◆ TASK GOAL
Please return every line in the entries below with the word "Disc" in it.

◆ SUPPLIED ENTRIES
□ □ □ □ □ □ □

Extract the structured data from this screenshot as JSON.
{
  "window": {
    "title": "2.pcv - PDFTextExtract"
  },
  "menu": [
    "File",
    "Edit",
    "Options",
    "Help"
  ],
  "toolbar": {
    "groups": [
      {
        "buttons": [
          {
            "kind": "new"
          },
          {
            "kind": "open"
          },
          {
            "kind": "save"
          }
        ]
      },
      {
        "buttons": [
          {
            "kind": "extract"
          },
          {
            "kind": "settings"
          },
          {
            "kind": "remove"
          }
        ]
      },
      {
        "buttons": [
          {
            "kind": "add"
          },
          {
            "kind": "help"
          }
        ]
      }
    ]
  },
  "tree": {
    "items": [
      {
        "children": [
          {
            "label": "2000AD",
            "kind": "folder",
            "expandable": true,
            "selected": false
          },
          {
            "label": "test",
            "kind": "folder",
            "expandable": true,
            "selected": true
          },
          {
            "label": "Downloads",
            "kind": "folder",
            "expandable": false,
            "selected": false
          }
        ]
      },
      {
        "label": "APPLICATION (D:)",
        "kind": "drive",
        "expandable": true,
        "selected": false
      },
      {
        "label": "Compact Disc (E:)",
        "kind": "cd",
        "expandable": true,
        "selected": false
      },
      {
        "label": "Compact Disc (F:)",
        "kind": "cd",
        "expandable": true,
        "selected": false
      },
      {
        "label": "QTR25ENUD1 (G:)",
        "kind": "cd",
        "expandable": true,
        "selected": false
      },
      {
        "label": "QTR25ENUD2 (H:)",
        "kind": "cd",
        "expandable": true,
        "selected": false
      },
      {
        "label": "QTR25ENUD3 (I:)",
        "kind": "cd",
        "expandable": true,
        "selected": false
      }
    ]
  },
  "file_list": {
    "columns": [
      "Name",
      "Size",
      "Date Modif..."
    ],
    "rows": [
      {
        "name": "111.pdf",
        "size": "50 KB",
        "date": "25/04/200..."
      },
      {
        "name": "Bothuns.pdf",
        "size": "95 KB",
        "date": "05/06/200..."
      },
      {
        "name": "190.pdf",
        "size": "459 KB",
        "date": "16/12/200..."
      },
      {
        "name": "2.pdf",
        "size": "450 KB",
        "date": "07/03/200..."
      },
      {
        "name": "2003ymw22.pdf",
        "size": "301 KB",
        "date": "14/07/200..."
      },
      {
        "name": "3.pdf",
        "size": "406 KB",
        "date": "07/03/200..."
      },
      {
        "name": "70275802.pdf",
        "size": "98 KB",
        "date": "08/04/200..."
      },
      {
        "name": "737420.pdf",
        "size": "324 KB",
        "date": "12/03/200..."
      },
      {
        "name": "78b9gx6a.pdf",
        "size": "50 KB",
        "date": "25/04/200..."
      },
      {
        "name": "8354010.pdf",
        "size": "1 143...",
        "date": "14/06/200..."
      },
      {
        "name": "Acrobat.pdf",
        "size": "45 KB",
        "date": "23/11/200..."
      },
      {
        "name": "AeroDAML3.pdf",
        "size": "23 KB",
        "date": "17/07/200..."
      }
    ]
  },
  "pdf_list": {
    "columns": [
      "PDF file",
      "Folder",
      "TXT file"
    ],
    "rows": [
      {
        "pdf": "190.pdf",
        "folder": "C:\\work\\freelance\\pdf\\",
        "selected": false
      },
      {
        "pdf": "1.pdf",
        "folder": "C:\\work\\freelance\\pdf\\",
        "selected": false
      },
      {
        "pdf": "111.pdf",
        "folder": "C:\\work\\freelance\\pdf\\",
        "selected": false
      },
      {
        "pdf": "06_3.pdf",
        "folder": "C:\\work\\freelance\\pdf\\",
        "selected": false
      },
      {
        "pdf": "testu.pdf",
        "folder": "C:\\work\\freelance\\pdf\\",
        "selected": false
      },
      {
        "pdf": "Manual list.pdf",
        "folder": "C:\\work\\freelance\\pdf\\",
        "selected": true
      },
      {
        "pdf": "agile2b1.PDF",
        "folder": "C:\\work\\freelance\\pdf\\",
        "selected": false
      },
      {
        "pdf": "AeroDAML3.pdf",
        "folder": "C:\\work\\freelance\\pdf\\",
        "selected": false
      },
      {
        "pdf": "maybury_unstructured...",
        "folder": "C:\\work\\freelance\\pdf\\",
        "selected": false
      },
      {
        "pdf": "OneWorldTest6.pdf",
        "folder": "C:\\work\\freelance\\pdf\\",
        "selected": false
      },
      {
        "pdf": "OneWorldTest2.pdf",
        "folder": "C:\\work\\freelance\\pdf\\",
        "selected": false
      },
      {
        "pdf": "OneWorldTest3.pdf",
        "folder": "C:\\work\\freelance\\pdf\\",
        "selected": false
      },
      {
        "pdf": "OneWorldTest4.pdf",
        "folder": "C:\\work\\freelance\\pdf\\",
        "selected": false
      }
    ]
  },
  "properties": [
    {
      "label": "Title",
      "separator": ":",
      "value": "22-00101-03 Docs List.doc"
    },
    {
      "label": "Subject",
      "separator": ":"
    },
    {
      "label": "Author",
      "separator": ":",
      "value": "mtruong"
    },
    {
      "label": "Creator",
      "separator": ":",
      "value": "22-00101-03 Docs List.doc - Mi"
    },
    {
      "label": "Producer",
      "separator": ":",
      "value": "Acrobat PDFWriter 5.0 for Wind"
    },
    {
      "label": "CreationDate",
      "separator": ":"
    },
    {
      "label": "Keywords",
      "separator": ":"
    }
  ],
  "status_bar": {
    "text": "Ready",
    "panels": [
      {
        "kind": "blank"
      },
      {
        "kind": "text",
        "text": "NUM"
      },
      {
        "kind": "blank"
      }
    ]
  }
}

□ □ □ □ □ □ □

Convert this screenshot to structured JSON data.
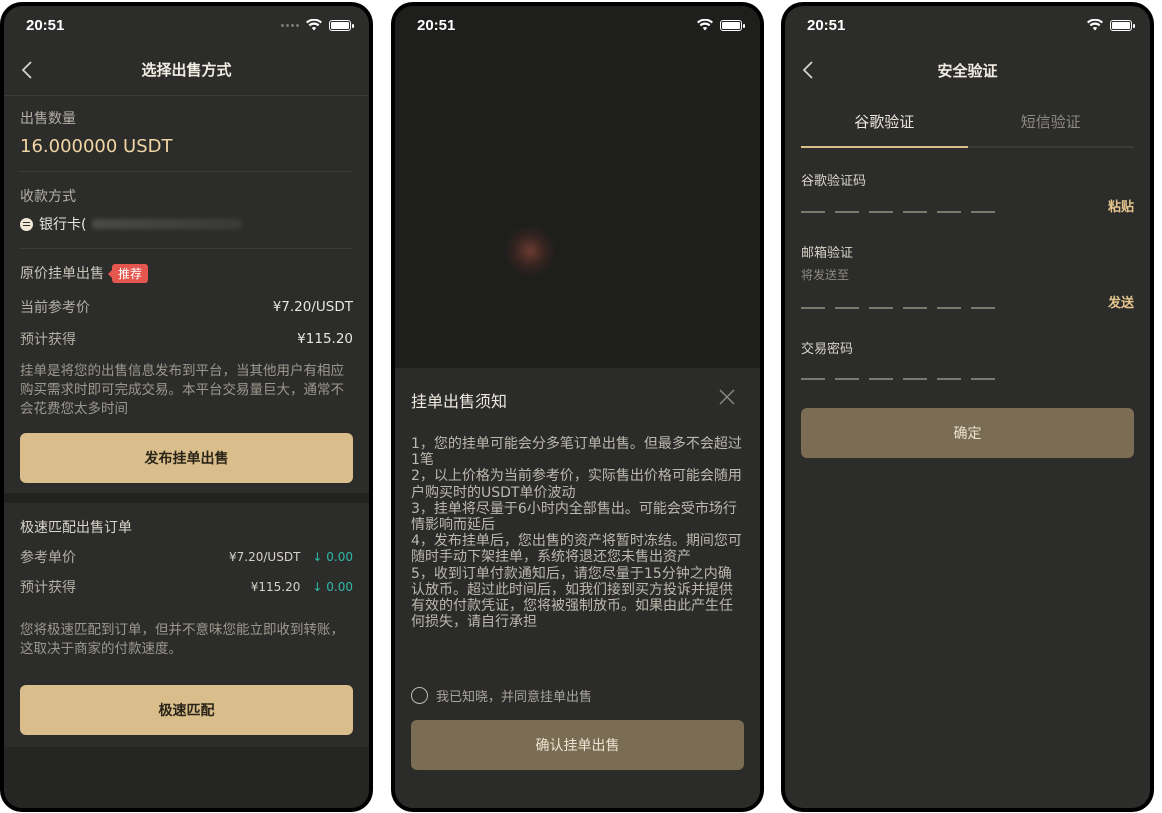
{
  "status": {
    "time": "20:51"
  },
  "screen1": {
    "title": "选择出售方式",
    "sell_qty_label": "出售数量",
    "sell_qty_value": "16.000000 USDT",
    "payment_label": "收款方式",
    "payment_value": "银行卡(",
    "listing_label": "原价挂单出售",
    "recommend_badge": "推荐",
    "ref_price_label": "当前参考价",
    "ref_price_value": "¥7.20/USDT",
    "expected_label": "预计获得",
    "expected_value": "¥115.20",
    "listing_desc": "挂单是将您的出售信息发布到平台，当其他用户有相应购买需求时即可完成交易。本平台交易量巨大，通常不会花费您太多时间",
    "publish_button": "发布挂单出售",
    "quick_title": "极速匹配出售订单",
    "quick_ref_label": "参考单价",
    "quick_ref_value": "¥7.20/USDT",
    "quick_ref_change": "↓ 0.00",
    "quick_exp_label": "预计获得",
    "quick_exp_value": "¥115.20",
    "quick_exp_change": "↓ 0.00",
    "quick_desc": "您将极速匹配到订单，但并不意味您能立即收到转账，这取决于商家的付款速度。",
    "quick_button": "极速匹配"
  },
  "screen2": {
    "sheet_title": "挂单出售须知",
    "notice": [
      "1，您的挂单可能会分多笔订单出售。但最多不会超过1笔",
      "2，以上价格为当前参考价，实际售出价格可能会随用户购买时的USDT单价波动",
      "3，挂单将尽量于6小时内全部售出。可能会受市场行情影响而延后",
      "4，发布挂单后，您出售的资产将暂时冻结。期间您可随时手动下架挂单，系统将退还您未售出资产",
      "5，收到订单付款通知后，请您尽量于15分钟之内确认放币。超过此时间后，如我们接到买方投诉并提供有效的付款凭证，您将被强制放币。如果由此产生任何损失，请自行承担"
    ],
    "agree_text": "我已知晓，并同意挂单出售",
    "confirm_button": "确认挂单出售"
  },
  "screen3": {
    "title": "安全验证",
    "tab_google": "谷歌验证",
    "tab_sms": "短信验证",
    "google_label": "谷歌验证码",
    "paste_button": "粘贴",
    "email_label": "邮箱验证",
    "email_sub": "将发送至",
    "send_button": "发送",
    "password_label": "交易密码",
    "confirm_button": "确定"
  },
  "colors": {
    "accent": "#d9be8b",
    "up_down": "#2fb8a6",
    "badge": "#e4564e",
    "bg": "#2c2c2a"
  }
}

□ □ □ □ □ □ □

◆ OUTPUT BELOW
        "label": "Compact Disc (E:)",
        "label": "Compact Disc (F:)",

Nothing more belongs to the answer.